* ASSIGNMENT: Please produce a character-exact copy of the listing that follows, omitting all images.

* DATASET EXTRACT:
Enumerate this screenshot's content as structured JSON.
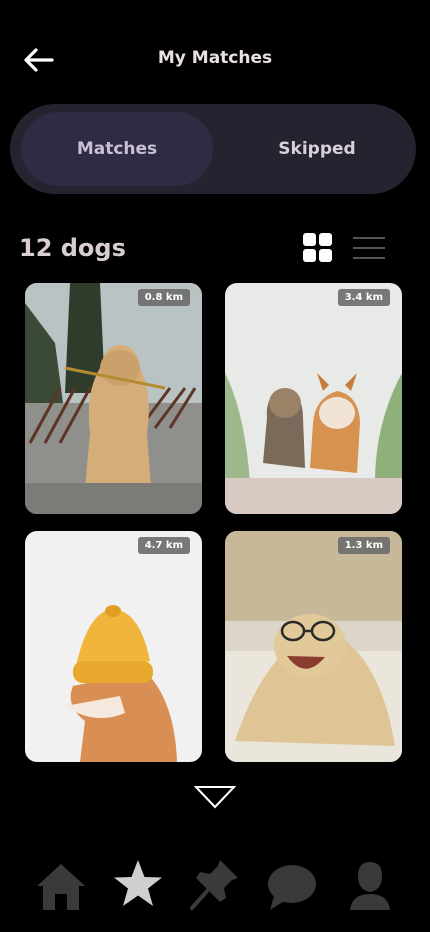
{
  "header": {
    "title": "My Matches",
    "back_icon": "arrow-left-icon"
  },
  "tabs": {
    "matches_label": "Matches",
    "skipped_label": "Skipped",
    "active": "Matches"
  },
  "results": {
    "count_label": "12 dogs",
    "view_mode": "grid"
  },
  "dogs": [
    {
      "distance": "0.8 km",
      "photo": "golden retriever puppy with flower"
    },
    {
      "distance": "3.4 km",
      "photo": "terrier and corgi running"
    },
    {
      "distance": "4.7 km",
      "photo": "shiba inu in yellow beanie"
    },
    {
      "distance": "1.3 km",
      "photo": "dog wearing glasses on bed"
    }
  ],
  "bottom_nav": [
    {
      "icon": "home-icon"
    },
    {
      "icon": "star-icon",
      "active": true
    },
    {
      "icon": "pin-icon"
    },
    {
      "icon": "chat-icon"
    },
    {
      "icon": "profile-icon"
    }
  ],
  "colors": {
    "background": "#000000",
    "segment_bg": "#25232f",
    "segment_active": "#2e2b42",
    "nav_inactive": "#3a3a3a",
    "nav_active": "#cfcfcf"
  }
}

* OUTPUT OF THE TASK:
Enumerate this screenshot's content as structured JSON.
{
  "header": {
    "title": "My Matches",
    "back_icon": "arrow-left-icon"
  },
  "tabs": {
    "matches_label": "Matches",
    "skipped_label": "Skipped",
    "active": "Matches"
  },
  "results": {
    "count_label": "12 dogs",
    "view_mode": "grid"
  },
  "dogs": [
    {
      "distance": "0.8 km",
      "photo": "golden retriever puppy with flower"
    },
    {
      "distance": "3.4 km",
      "photo": "terrier and corgi running"
    },
    {
      "distance": "4.7 km",
      "photo": "shiba inu in yellow beanie"
    },
    {
      "distance": "1.3 km",
      "photo": "dog wearing glasses on bed"
    }
  ],
  "bottom_nav": [
    {
      "icon": "home-icon"
    },
    {
      "icon": "star-icon",
      "active": true
    },
    {
      "icon": "pin-icon"
    },
    {
      "icon": "chat-icon"
    },
    {
      "icon": "profile-icon"
    }
  ],
  "colors": {
    "background": "#000000",
    "segment_bg": "#25232f",
    "segment_active": "#2e2b42",
    "nav_inactive": "#3a3a3a",
    "nav_active": "#cfcfcf"
  }
}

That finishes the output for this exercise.